Get people’s buy-in from the start
As a leader, you can’t make people follow you. They have to want to come on your journey with you. Establishing a bold vision is a great thing but the vision needs to be owned by everyone in the team and the wider company for it to be a success.
My transition from Sky to Heart was tricky. Sky’s culture was very much "command and control", so everyone was expected to get on with it.
I arrived at Heart and set out a new vision to take the brand from challenger to leader and assumed everyone would follow. However, after a few weeks, my chief executive took me to one side and suggested that I ask the team what they thought before striding ahead. It never occurred to me that they wouldn’t share my vision.
So I held sessions with key stakeholders and asked the question rather than told them the answer.

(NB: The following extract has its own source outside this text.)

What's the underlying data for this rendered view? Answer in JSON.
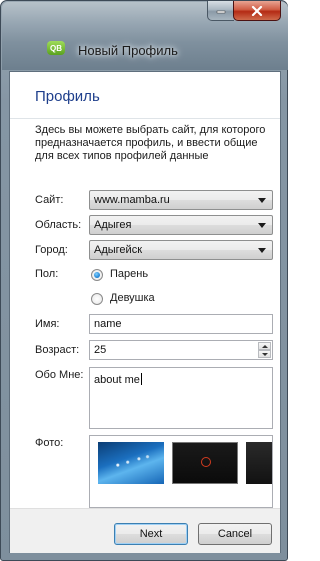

Before long, people were "on the bus" and we went on to drive Heart to become the number one radio network.
I learned how to flex my style depending on the type of culture I found myself in and that getting people’s buy-in upfront is key.
Offer advice when it’s needed
I love big strategic ideas that are going to shift consumers’ mindset and behaviour. I’m lucky to have picked most of my leadership team at Just Eat and we have world-class talent. As such, I like to devolve responsibility.
I will step in if I feel something’s going down the wrong path or needs to be sharper in its execution. As a generalist, it’s important for me that my team feel ownership for their specialism or market. That’s how you get the best performance out of people.
The best advice I was given?
When I was at Channel 4, Polly Cochrane, who was marketing director at the time, taught me to always question everything I do and ask myself, how can I make this bigger and better?
And the worst?
A while ago, one of my bosses said "F**k ’em" when I asked about how I should respond to a key stakeholder group. I was horrified. No matter who consumes your product or has a view on your brand, you should always respond to them respectfully – or so I thought until I was greeted with this response.
Our biggest challenge is keeping up with technology
We have recently merged a tech/product team and marketing team into one. They drive global customer growth and report to me. That closeness to technology is key for our competitive edge and we invest heavily in our marketing tech stack and the people who run it.
That said, letting data tell the story is one thing but it’s important not to let it overtake creative judgment. You shouldn’t expect your customers to direct your creative strategy.
Harness the power of data
Even though we’re a FTSE 250 company, I’m excited by the enormous potential of Just Eat. We’ve recently repositioned our brand and built a new company vision around creating the world’s greatest food community.
It’s a bold vision and one that will take years to achieve but I believe we are in such a unique position to connect millions of hungry people with thousands of great restaurants. We are leaders in our category and therefore have a desire to grow a sustainable foodtech sector.
But it goes far beyond that. At the end of the day, we help small businesses grow and have a tangible positive impact on their livelihood.
Often, our partners are tiny family-run restaurants that rely on us and the data we provide to help them make key decisions.
Our data is so rich that we can spot opportunities for growth – even down to what dish a restaurant has in which position on its menu on what day of the week. The power of that data is magnificent and daunting in equal measure.
My biggest mistake
Not spotting a bad career move quickly enough and ending up in the wrong role and being miserable. I thought I could make it work but should have recognised that they weren’t right for me and I wasn’t right for them. Luckily, it has led me to Just Eat, where I’ve found a happy home.
Barnaby Dawe is global chief marketing officer at Just Eat. He joined the online food-delivery platform in 2015 and previously held senior marketing roles at Sky, Heart, Channel 4, The Sun and The Times.